Element data from apps and pages:
▶
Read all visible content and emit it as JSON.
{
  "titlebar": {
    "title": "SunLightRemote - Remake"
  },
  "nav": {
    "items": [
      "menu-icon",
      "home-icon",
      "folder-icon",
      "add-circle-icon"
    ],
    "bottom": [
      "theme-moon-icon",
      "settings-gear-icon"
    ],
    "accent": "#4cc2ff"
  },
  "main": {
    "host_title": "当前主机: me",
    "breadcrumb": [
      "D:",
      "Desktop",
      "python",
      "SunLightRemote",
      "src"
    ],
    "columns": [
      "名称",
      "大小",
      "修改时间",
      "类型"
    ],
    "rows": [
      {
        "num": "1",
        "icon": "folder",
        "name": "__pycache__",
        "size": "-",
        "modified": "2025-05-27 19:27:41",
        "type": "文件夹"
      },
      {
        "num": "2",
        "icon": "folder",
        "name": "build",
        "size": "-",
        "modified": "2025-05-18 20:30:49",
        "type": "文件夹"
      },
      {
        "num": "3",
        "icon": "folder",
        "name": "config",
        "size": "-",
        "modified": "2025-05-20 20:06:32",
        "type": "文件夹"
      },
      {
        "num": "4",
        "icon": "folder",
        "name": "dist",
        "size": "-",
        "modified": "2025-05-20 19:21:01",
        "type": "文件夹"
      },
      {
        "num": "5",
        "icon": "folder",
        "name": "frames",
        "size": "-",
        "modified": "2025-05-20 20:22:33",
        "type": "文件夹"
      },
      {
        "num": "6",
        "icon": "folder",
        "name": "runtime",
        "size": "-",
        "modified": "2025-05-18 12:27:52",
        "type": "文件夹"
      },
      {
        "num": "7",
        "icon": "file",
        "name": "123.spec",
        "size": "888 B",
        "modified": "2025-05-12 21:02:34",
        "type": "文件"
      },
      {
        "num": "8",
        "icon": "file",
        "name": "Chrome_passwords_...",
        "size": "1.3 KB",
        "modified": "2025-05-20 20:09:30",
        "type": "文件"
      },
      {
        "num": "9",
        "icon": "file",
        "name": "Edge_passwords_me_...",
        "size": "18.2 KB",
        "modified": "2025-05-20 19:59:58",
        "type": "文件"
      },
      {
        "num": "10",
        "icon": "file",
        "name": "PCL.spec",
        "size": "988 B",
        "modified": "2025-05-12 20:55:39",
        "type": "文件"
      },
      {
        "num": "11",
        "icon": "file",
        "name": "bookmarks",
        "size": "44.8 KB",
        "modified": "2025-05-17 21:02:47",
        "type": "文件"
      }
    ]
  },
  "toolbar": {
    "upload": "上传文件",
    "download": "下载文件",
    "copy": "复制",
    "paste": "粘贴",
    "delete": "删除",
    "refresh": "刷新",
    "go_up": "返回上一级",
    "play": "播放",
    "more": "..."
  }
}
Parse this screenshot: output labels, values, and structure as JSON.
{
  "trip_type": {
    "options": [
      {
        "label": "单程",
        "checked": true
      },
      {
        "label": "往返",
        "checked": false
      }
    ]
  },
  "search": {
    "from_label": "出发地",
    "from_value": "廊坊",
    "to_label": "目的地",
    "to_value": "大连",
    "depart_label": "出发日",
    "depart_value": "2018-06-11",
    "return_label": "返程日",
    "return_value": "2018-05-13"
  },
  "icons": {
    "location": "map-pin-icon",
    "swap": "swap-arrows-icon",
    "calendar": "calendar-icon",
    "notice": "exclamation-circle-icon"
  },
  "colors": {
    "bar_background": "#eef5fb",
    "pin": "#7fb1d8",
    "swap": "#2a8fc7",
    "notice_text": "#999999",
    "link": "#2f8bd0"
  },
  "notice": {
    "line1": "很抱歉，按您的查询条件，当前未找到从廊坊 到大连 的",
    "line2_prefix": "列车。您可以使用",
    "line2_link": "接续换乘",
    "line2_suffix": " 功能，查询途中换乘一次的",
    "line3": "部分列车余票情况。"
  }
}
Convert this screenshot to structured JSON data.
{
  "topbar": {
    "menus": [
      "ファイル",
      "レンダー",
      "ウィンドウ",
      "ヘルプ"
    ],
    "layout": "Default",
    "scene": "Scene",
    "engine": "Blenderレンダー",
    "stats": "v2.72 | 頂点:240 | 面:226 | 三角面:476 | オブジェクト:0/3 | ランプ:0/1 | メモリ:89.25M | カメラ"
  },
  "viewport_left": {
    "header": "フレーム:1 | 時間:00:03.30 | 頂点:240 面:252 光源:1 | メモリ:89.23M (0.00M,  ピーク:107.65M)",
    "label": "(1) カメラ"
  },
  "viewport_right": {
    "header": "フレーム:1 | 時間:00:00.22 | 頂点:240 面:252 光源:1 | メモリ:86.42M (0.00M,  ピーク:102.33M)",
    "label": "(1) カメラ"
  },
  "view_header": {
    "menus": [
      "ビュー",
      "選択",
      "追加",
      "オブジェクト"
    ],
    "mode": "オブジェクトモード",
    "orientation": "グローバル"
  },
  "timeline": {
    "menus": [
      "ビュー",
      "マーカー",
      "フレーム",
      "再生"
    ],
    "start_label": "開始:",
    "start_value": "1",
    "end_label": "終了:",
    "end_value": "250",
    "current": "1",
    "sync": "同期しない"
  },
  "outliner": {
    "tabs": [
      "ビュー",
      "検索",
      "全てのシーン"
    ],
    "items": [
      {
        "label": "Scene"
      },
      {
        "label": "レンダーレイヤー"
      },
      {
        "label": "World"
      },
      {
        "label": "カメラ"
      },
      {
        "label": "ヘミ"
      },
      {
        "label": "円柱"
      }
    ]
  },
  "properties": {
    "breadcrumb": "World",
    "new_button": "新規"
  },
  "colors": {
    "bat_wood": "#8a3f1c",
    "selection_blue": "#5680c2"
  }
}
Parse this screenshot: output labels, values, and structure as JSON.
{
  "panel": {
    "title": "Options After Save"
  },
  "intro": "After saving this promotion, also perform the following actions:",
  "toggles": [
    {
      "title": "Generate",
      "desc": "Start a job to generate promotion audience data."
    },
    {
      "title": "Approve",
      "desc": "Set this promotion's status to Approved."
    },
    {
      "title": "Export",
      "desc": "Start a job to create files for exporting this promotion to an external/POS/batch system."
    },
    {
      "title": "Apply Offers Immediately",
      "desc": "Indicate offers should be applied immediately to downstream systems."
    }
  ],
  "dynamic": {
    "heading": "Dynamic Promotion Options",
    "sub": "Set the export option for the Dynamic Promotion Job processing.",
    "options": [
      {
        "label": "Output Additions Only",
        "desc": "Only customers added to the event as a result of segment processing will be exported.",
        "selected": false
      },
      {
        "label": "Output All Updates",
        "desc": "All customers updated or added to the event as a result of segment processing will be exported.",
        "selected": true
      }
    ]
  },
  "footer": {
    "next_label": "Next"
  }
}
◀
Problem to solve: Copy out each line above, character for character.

Response:
Read all visible content and emit it as JSON.
{
  "titlebar": {
    "title": "SunLightRemote - Remake"
  },
  "nav": {
    "items": [
      "menu-icon",
      "home-icon",
      "folder-icon",
      "add-circle-icon"
    ],
    "bottom": [
      "theme-moon-icon",
      "settings-gear-icon"
    ],
    "accent": "#4cc2ff"
  },
  "main": {
    "host_title": "当前主机: me",
    "breadcrumb": [
      "D:",
      "Desktop",
      "python",
      "SunLightRemote",
      "src"
    ],
    "columns": [
      "名称",
      "大小",
      "修改时间",
      "类型"
    ],
    "rows": [
      {
        "num": "1",
        "icon": "folder",
        "name": "__pycache__",
        "size": "-",
        "modified": "2025-05-27 19:27:41",
        "type": "文件夹"
      },
      {
        "num": "2",
        "icon": "folder",
        "name": "build",
        "size": "-",
        "modified": "2025-05-18 20:30:49",
        "type": "文件夹"
      },
      {
        "num": "3",
        "icon": "folder",
        "name": "config",
        "size": "-",
        "modified": "2025-05-20 20:06:32",
        "type": "文件夹"
      },
      {
        "num": "4",
        "icon": "folder",
        "name": "dist",
        "size": "-",
        "modified": "2025-05-20 19:21:01",
        "type": "文件夹"
      },
      {
        "num": "5",
        "icon": "folder",
        "name": "frames",
        "size": "-",
        "modified": "2025-05-20 20:22:33",
        "type": "文件夹"
      },
      {
        "num": "6",
        "icon": "folder",
        "name": "runtime",
        "size": "-",
        "modified": "2025-05-18 12:27:52",
        "type": "文件夹"
      },
      {
        "num": "7",
        "icon": "file",
        "name": "123.spec",
        "size": "888 B",
        "modified": "2025-05-12 21:02:34",
        "type": "文件"
      },
      {
        "num": "8",
        "icon": "file",
        "name": "Chrome_passwords_...",
        "size": "1.3 KB",
        "modified": "2025-05-20 20:09:30",
        "type": "文件"
      },
      {
        "num": "9",
        "icon": "file",
        "name": "Edge_passwords_me_...",
        "size": "18.2 KB",
        "modified": "2025-05-20 19:59:58",
        "type": "文件"
      },
      {
        "num": "10",
        "icon": "file",
        "name": "PCL.spec",
        "size": "988 B",
        "modified": "2025-05-12 20:55:39",
        "type": "文件"
      },
      {
        "num": "11",
        "icon": "file",
        "name": "bookmarks",
        "size": "44.8 KB",
        "modified": "2025-05-17 21:02:47",
        "type": "文件"
      }
    ]
  },
  "toolbar": {
    "upload": "上传文件",
    "download": "下载文件",
    "copy": "复制",
    "paste": "粘贴",
    "delete": "删除",
    "refresh": "刷新",
    "go_up": "返回上一级",
    "play": "播放",
    "more": "..."
  }
}
Parse this screenshot: output labels, values, and structure as JSON.
{
  "trip_type": {
    "options": [
      {
        "label": "单程",
        "checked": true
      },
      {
        "label": "往返",
        "checked": false
      }
    ]
  },
  "search": {
    "from_label": "出发地",
    "from_value": "廊坊",
    "to_label": "目的地",
    "to_value": "大连",
    "depart_label": "出发日",
    "depart_value": "2018-06-11",
    "return_label": "返程日",
    "return_value": "2018-05-13"
  },
  "icons": {
    "location": "map-pin-icon",
    "swap": "swap-arrows-icon",
    "calendar": "calendar-icon",
    "notice": "exclamation-circle-icon"
  },
  "colors": {
    "bar_background": "#eef5fb",
    "pin": "#7fb1d8",
    "swap": "#2a8fc7",
    "notice_text": "#999999",
    "link": "#2f8bd0"
  },
  "notice": {
    "line1": "很抱歉，按您的查询条件，当前未找到从廊坊 到大连 的",
    "line2_prefix": "列车。您可以使用",
    "line2_link": "接续换乘",
    "line2_suffix": " 功能，查询途中换乘一次的",
    "line3": "部分列车余票情况。"
  }
}
Convert this screenshot to structured JSON data.
{
  "topbar": {
    "menus": [
      "ファイル",
      "レンダー",
      "ウィンドウ",
      "ヘルプ"
    ],
    "layout": "Default",
    "scene": "Scene",
    "engine": "Blenderレンダー",
    "stats": "v2.72 | 頂点:240 | 面:226 | 三角面:476 | オブジェクト:0/3 | ランプ:0/1 | メモリ:89.25M | カメラ"
  },
  "viewport_left": {
    "header": "フレーム:1 | 時間:00:03.30 | 頂点:240 面:252 光源:1 | メモリ:89.23M (0.00M,  ピーク:107.65M)",
    "label": "(1) カメラ"
  },
  "viewport_right": {
    "header": "フレーム:1 | 時間:00:00.22 | 頂点:240 面:252 光源:1 | メモリ:86.42M (0.00M,  ピーク:102.33M)",
    "label": "(1) カメラ"
  },
  "view_header": {
    "menus": [
      "ビュー",
      "選択",
      "追加",
      "オブジェクト"
    ],
    "mode": "オブジェクトモード",
    "orientation": "グローバル"
  },
  "timeline": {
    "menus": [
      "ビュー",
      "マーカー",
      "フレーム",
      "再生"
    ],
    "start_label": "開始:",
    "start_value": "1",
    "end_label": "終了:",
    "end_value": "250",
    "current": "1",
    "sync": "同期しない"
  },
  "outliner": {
    "tabs": [
      "ビュー",
      "検索",
      "全てのシーン"
    ],
    "items": [
      {
        "label": "Scene"
      },
      {
        "label": "レンダーレイヤー"
      },
      {
        "label": "World"
      },
      {
        "label": "カメラ"
      },
      {
        "label": "ヘミ"
      },
      {
        "label": "円柱"
      }
    ]
  },
  "properties": {
    "breadcrumb": "World",
    "new_button": "新規"
  },
  "colors": {
    "bat_wood": "#8a3f1c",
    "selection_blue": "#5680c2"
  }
}
Parse this screenshot: output labels, values, and structure as JSON.
{
  "panel": {
    "title": "Options After Save"
  },
  "intro": "After saving this promotion, also perform the following actions:",
  "toggles": [
    {
      "title": "Generate",
      "desc": "Start a job to generate promotion audience data."
    },
    {
      "title": "Approve",
      "desc": "Set this promotion's status to Approved."
    },
    {
      "title": "Export",
      "desc": "Start a job to create files for exporting this promotion to an external/POS/batch system."
    },
    {
      "title": "Apply Offers Immediately",
      "desc": "Indicate offers should be applied immediately to downstream systems."
    }
  ],
  "dynamic": {
    "heading": "Dynamic Promotion Options",
    "sub": "Set the export option for the Dynamic Promotion Job processing.",
    "options": [
      {
        "label": "Output Additions Only",
        "desc": "Only customers added to the event as a result of segment processing will be exported.",
        "selected": false
      },
      {
        "label": "Output All Updates",
        "desc": "All customers updated or added to the event as a result of segment processing will be exported.",
        "selected": true
      }
    ]
  },
  "footer": {
    "next_label": "Next"
  }
}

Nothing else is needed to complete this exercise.